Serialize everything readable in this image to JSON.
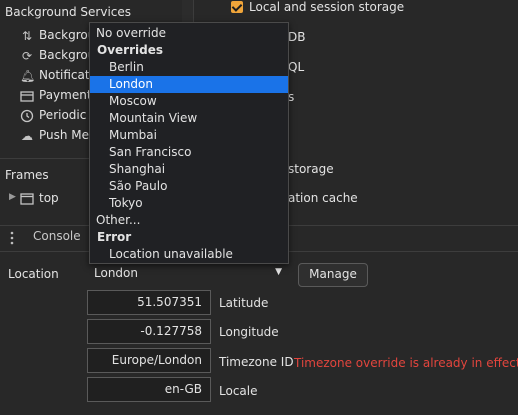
{
  "sidebar": {
    "section_background": "Background Services",
    "items": [
      {
        "label": "Background",
        "icon": "arrows-updown-icon"
      },
      {
        "label": "Background",
        "icon": "background-icon"
      },
      {
        "label": "Notifications",
        "icon": "bell-icon"
      },
      {
        "label": "Payment",
        "icon": "card-icon"
      },
      {
        "label": "Periodic B",
        "icon": "clock-icon"
      },
      {
        "label": "Push Mess",
        "icon": "cloud-icon"
      }
    ],
    "section_frames": "Frames",
    "frame_item": "top"
  },
  "right_panel": {
    "checkbox_label": "Local and session storage",
    "partial_1": "DB",
    "partial_2": "QL",
    "partial_3": "s",
    "partial_4": "storage",
    "partial_5": "ation cache"
  },
  "drawer": {
    "tab_console": "Console"
  },
  "sensors": {
    "location_label": "Location",
    "location_value": "London",
    "manage_button": "Manage",
    "latitude_value": "51.507351",
    "latitude_label": "Latitude",
    "longitude_value": "-0.127758",
    "longitude_label": "Longitude",
    "timezone_value": "Europe/London",
    "timezone_label": "Timezone ID",
    "timezone_error": "Timezone override is already in effect",
    "locale_value": "en-GB",
    "locale_label": "Locale"
  },
  "dropdown": {
    "no_override": "No override",
    "group_overrides": "Overrides",
    "options": [
      "Berlin",
      "London",
      "Moscow",
      "Mountain View",
      "Mumbai",
      "San Francisco",
      "Shanghai",
      "São Paulo",
      "Tokyo"
    ],
    "selected": "London",
    "other": "Other...",
    "group_error": "Error",
    "location_unavailable": "Location unavailable"
  },
  "colors": {
    "accent": "#f0a53a",
    "selection": "#1a73e8",
    "error": "#e2453d"
  }
}
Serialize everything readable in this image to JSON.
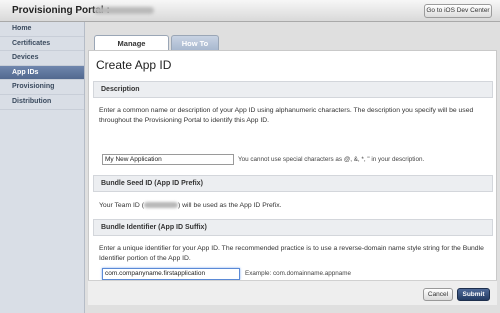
{
  "header": {
    "title": "Provisioning Portal :",
    "dev_center_button": "Go to iOS Dev Center"
  },
  "sidebar": {
    "items": [
      {
        "label": "Home"
      },
      {
        "label": "Certificates"
      },
      {
        "label": "Devices"
      },
      {
        "label": "App IDs"
      },
      {
        "label": "Provisioning"
      },
      {
        "label": "Distribution"
      }
    ]
  },
  "tabs": [
    {
      "label": "Manage"
    },
    {
      "label": "How To"
    }
  ],
  "page": {
    "title": "Create App ID"
  },
  "description_section": {
    "heading": "Description",
    "text": "Enter a common name or description of your App ID using alphanumeric characters. The description you specify will be used throughout the Provisioning Portal to identify this App ID.",
    "input_value": "My New Application",
    "hint": "You cannot use special characters as @, &, *, \" in your description."
  },
  "seed_section": {
    "heading": "Bundle Seed ID (App ID Prefix)",
    "text_before": "Your Team ID (",
    "text_after": ") will be used as the App ID Prefix."
  },
  "bundle_section": {
    "heading": "Bundle Identifier (App ID Suffix)",
    "text": "Enter a unique identifier for your App ID. The recommended practice is to use a reverse-domain name style string for the Bundle Identifier portion of the App ID.",
    "input_value": "com.companyname.firstapplication",
    "example": "Example: com.domainname.appname"
  },
  "footer": {
    "cancel": "Cancel",
    "submit": "Submit"
  }
}
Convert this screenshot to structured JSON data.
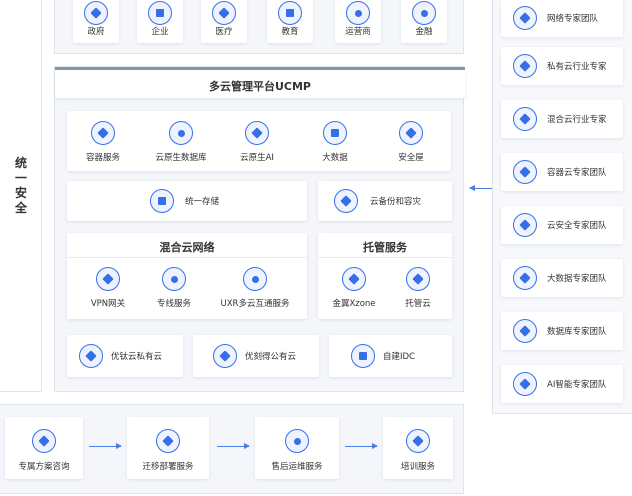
{
  "industries": [
    "政府",
    "企业",
    "医疗",
    "教育",
    "运营商",
    "金融"
  ],
  "security_label": [
    "统",
    "一",
    "安",
    "全"
  ],
  "ucmp": {
    "title": "多云管理平台UCMP"
  },
  "cloud_services": [
    "容器服务",
    "云原生数据库",
    "云原生AI",
    "大数据",
    "安全屋"
  ],
  "storage": {
    "unified": "统一存储",
    "backup": "云备份和容灾"
  },
  "hybrid": {
    "title": "混合云网络",
    "items": [
      "VPN网关",
      "专线服务",
      "UXR多云互通服务"
    ]
  },
  "hosting": {
    "title": "托管服务",
    "items": [
      "金翼Xzone",
      "托管云"
    ]
  },
  "clouds": [
    "优钛云私有云",
    "优刻得公有云",
    "自建IDC"
  ],
  "experts": [
    "网络专家团队",
    "私有云行业专家",
    "混合云行业专家",
    "容器云专家团队",
    "云安全专家团队",
    "大数据专家团队",
    "数据库专家团队",
    "AI智能专家团队"
  ],
  "process": [
    "专属方案咨询",
    "迁移部署服务",
    "售后运维服务",
    "培训服务"
  ],
  "colors": {
    "accent": "#3570e8",
    "panel": "#f4f6fa",
    "border": "#dfe4ec"
  }
}
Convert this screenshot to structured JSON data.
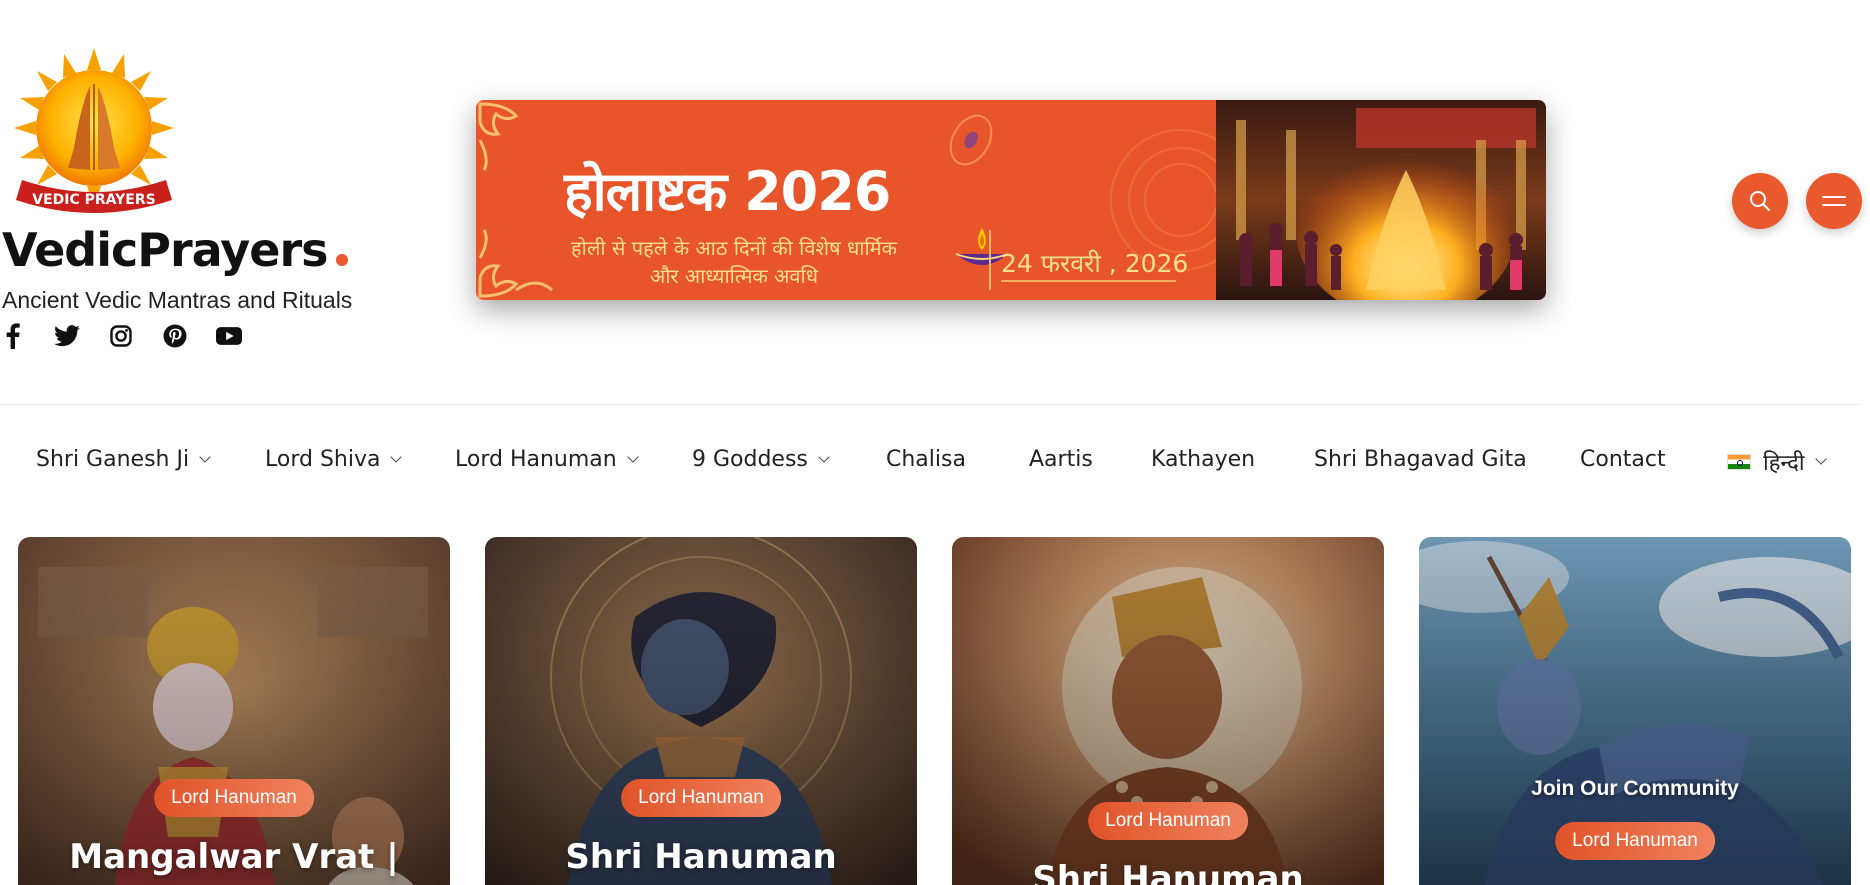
{
  "site": {
    "logo_text": "VEDIC PRAYERS",
    "title": "VedicPrayers",
    "tagline": "Ancient Vedic Mantras and Rituals",
    "accent": "#e9592d"
  },
  "socials": [
    {
      "icon": "facebook-icon"
    },
    {
      "icon": "twitter-icon"
    },
    {
      "icon": "instagram-icon"
    },
    {
      "icon": "pinterest-icon"
    },
    {
      "icon": "youtube-icon"
    }
  ],
  "banner": {
    "title": "होलाष्टक 2026",
    "subtitle_line1": "होली से पहले के आठ दिनों की विशेष धार्मिक",
    "subtitle_line2": "और आध्यात्मिक अवधि",
    "date": "24 फरवरी , 2026"
  },
  "header_buttons": {
    "search_icon": "search-icon",
    "menu_icon": "menu-icon"
  },
  "nav": {
    "items": [
      {
        "label": "Shri Ganesh Ji",
        "dropdown": true
      },
      {
        "label": "Lord Shiva",
        "dropdown": true
      },
      {
        "label": "Lord Hanuman",
        "dropdown": true
      },
      {
        "label": "9 Goddess",
        "dropdown": true
      },
      {
        "label": "Chalisa",
        "dropdown": false
      },
      {
        "label": "Aartis",
        "dropdown": false
      },
      {
        "label": "Kathayen",
        "dropdown": false
      },
      {
        "label": "Shri Bhagavad Gita",
        "dropdown": false
      },
      {
        "label": "Contact",
        "dropdown": false
      },
      {
        "label": "हिन्दी",
        "dropdown": true
      }
    ]
  },
  "cards": [
    {
      "category": "Lord Hanuman",
      "title": "Mangalwar Vrat |"
    },
    {
      "category": "Lord Hanuman",
      "title": "Shri Hanuman"
    },
    {
      "category": "Lord Hanuman",
      "title": "Shri Hanuman"
    },
    {
      "overlay": "Join Our Community",
      "category": "Lord Hanuman"
    }
  ]
}
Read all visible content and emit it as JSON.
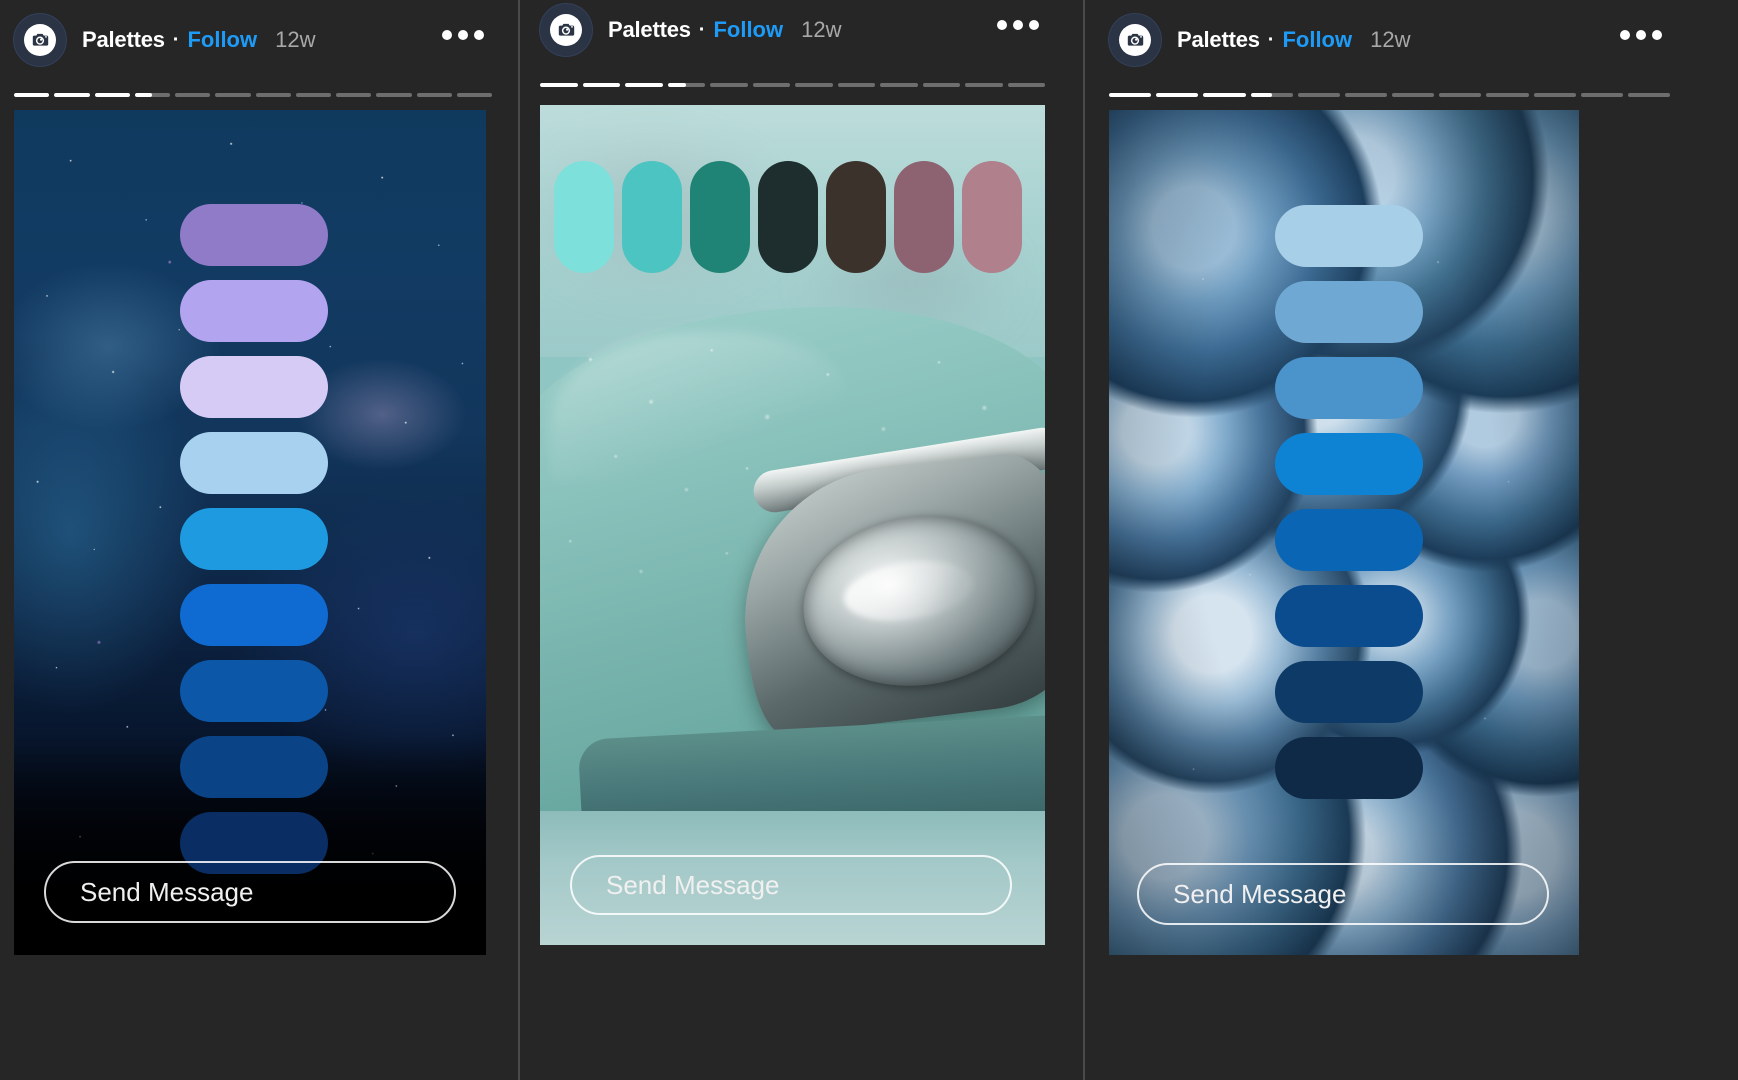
{
  "app": {
    "background": "#262626",
    "accent": "#1d9bf7"
  },
  "panels": [
    {
      "id": "panel-1",
      "header": {
        "avatar_icon": "camera-icon",
        "username": "Palettes",
        "separator": "·",
        "follow_label": "Follow",
        "timestamp": "12w",
        "more_icon": "ellipsis-icon"
      },
      "progress": {
        "segments": 12,
        "completed": 3,
        "current_fill_percent": 50
      },
      "story": {
        "image_description": "galaxy-nebula-starfield",
        "palette_orientation": "vertical",
        "palette": [
          "#8f7bc8",
          "#b3a4f0",
          "#d6cbf5",
          "#a7d1ef",
          "#1e9ae0",
          "#0f6bd1",
          "#0c57a8",
          "#0a4486",
          "#0a2d63"
        ]
      },
      "send_button": {
        "label": "Send Message"
      }
    },
    {
      "id": "panel-2",
      "header": {
        "avatar_icon": "camera-icon",
        "username": "Palettes",
        "separator": "·",
        "follow_label": "Follow",
        "timestamp": "12w",
        "more_icon": "ellipsis-icon"
      },
      "progress": {
        "segments": 12,
        "completed": 3,
        "current_fill_percent": 50
      },
      "story": {
        "image_description": "mint-green-classic-car-headlight-with-water-droplets",
        "palette_orientation": "horizontal",
        "palette": [
          "#7ee0da",
          "#4cc4c1",
          "#1f8476",
          "#1e2d2e",
          "#3c322c",
          "#8e6371",
          "#b0808c"
        ]
      },
      "send_button": {
        "label": "Send Message"
      }
    },
    {
      "id": "panel-3",
      "header": {
        "avatar_icon": "camera-icon",
        "username": "Palettes",
        "separator": "·",
        "follow_label": "Follow",
        "timestamp": "12w",
        "more_icon": "ellipsis-icon"
      },
      "progress": {
        "segments": 12,
        "completed": 3,
        "current_fill_percent": 50
      },
      "story": {
        "image_description": "macro-photo-of-fresh-blueberries",
        "palette_orientation": "vertical",
        "palette": [
          "#a8cfe8",
          "#6fa8d2",
          "#4a93cb",
          "#0e83d4",
          "#0a66b5",
          "#0b4c8e",
          "#0d3a66",
          "#0f2a46"
        ]
      },
      "send_button": {
        "label": "Send Message"
      }
    }
  ]
}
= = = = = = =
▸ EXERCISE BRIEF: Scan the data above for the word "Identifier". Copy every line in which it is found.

▸ YOUR RESPONSE:
    "heading": "Bundle Identifier (App ID Suffix)",
    "text": "Enter a unique identifier for your App ID. The recommended practice is to use a reverse-domain name style string for the Bundle Identifier portion of the App ID.",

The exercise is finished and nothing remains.